Posts tagged welfare
Posts tagged welfare
(Source: The New York Times)
In a December 2011 op-ed, former Massachusetts Governor Mitt Romney warned ominously of the dangers that the nation faces from the encroachment of the “Entitlement Society,” predicting that in a few years, “we will have created a society that contains a sizable contingent of long-term jobless, dependent on government benefits for survival.” “Government dependency,” he wrote, “can only foster passivity and sloth.” Similarly, former Senator Rick Santorum said that recent expansions in the “reach of government” and the spending behind them are “systematically destroying the work ethic.”
The claim behind these critiques is clear: federal spending on entitlements and other mandatory programs through which individuals receive benefits is promoting laziness, creating a dependent class of Americans who are losing the desire to work and would rather collect government benefits than find a job.
Such beliefs are starkly at odds with the basic facts regarding social programs, the analysis finds. Federal budget and Census data show that, in 2010, 91 percentof the benefit dollars from entitlement and other mandatory programs went to the elderly (people 65 and over), the seriously disabled, and members of working households. People who are neither elderly nor disabled — and do not live in a working household — received only 9 percent of the benefits.
The entire “welfare state”, “entitlement society”, “dependency creating” approach to social services is nothing more than aggressive anti-poor propaganda designed to minimize taxation on the wealthy by creating a false sense of exploitation.
In a recent Wall Street Journal op-ed, Robert Barro dismisses Agriculture Secretary Tom Vilsack’s claim that every dollar spent on food stamps generates $1.84 of economic activity. Barro claims Secretary Vilsack’s “Keynesian” estimate conflicts with “regular” economics, which he says predicts that increasing transfer payments like food stamps and unemployment insurance (UI) would lead to a decline in economic activity and a fall in employment because they would “motivate less work effort by reducing the reward from working.”
Contrary to Barro’s assertion, however, the Secretary is in good company appealing to Keynesian multiplier analysis under current economic conditions, and Barro’s assessment is implausible. For example, the Congressional Budget Office has estimated that transfer payments to individuals like the increase in food stamp benefits and additional UI compensation of the 2009 Recovery Act generate between 80 cents and $2.10 for each dollar spent when the Federal Reserve holds short-term interest rates as low as possible (see Table 2 here). Barro says “there is zero evidence” that deficit-financed transfers increase economic activity and boost employment;” CBO explains why, taken as a whole, the evidence says they do.
Circumstances matter. When the economy is humming along on all cylinders and unemployment is very low – think the late 1990s – deficit-financed increases in food stamps and UI would not increase economic activity or boost employment.

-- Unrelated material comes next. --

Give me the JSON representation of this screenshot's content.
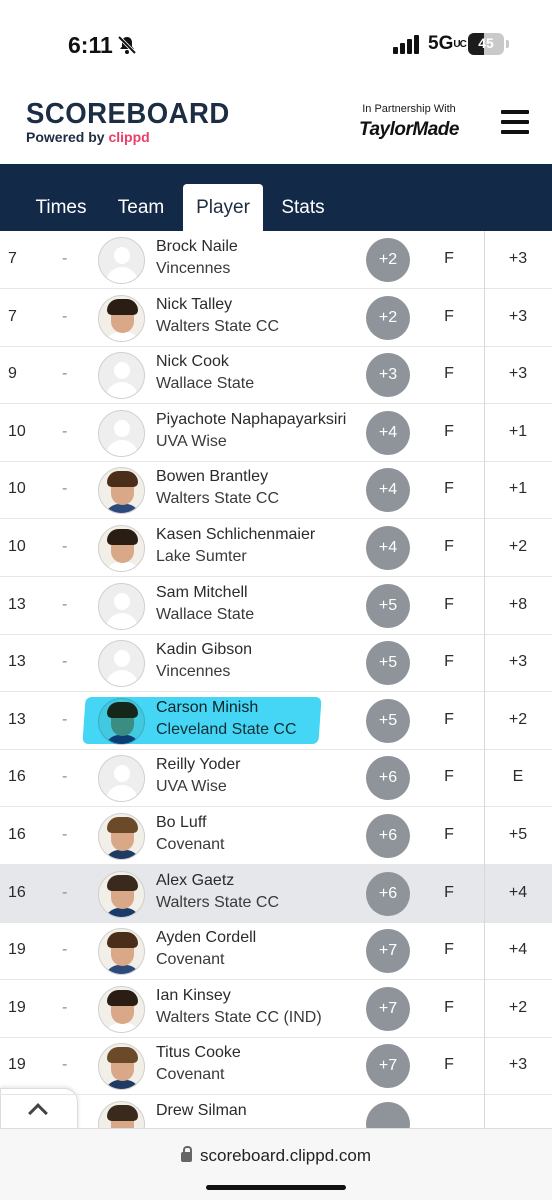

The multiplier would be essentially zero because the Federal Reserve would raise interest rates in response. Any rise in demand stimulated by the increase in transfers would be offset by the fall in demand due to higher interest rates. Barro’s concern about work disincentives could come into play if transfers were exceedingly generous.
That’s not where we are now. Higher interest rates due to Fed tightening will not likely be a concern anytime soon. Instead, we face a long period of high unemployment and excess productive capacity. These are just the circumstances in which transfers will most likely be effective in stimulating demand and creating jobs.
Food stamp and UI recipients spend most of any increase in income they get, and they spend it quickly. That means more spending at local businesses and more orders for those businesses’ suppliers. The additional spending generates income for local businesses and their suppliers, and the boost to demand multiplies through the economy. With nine unemployed workers for every two job openings and businesses generally operating well below full capacity, constraints on expanding production and employment to meet the increased demand should be minimal. Treasury borrowing costs will continue to be low and we will increase the odds that a real economic recovery will take hold.
I wish we were at a point where further deficit-financed spending would be counterproductive because growth is strong and full employment is in sight. But, we’re clearly not there yet and it’s bad economic policy – regular or irregular – to pretend otherwise.
Trying to eliminate food stamps and unemployment to help the economy is not only cruel, it’s stupid. You’d get better results trying to squeeze water from a stone.
Still think people on food stamps have it too good? Chef Karl Wilder is trying to feed his family on the budget equivalent of what they would receive on food stamps. He’s been documenting his meals on his blog as part of an awareness campaign for the San Francisco Food Bank.
He just finished his two months on a food stamp budget, and he says, “I admit to being bored by it. I am sick of many of the foods that work in this budget. I am ready for it to be over.” He went to the doctor and found that although he’d lost weight, his body fat percentage went up, and his blood sugar, cholesterol and triglyceride levels were all higher.
Still think poor people have it made on food stamps?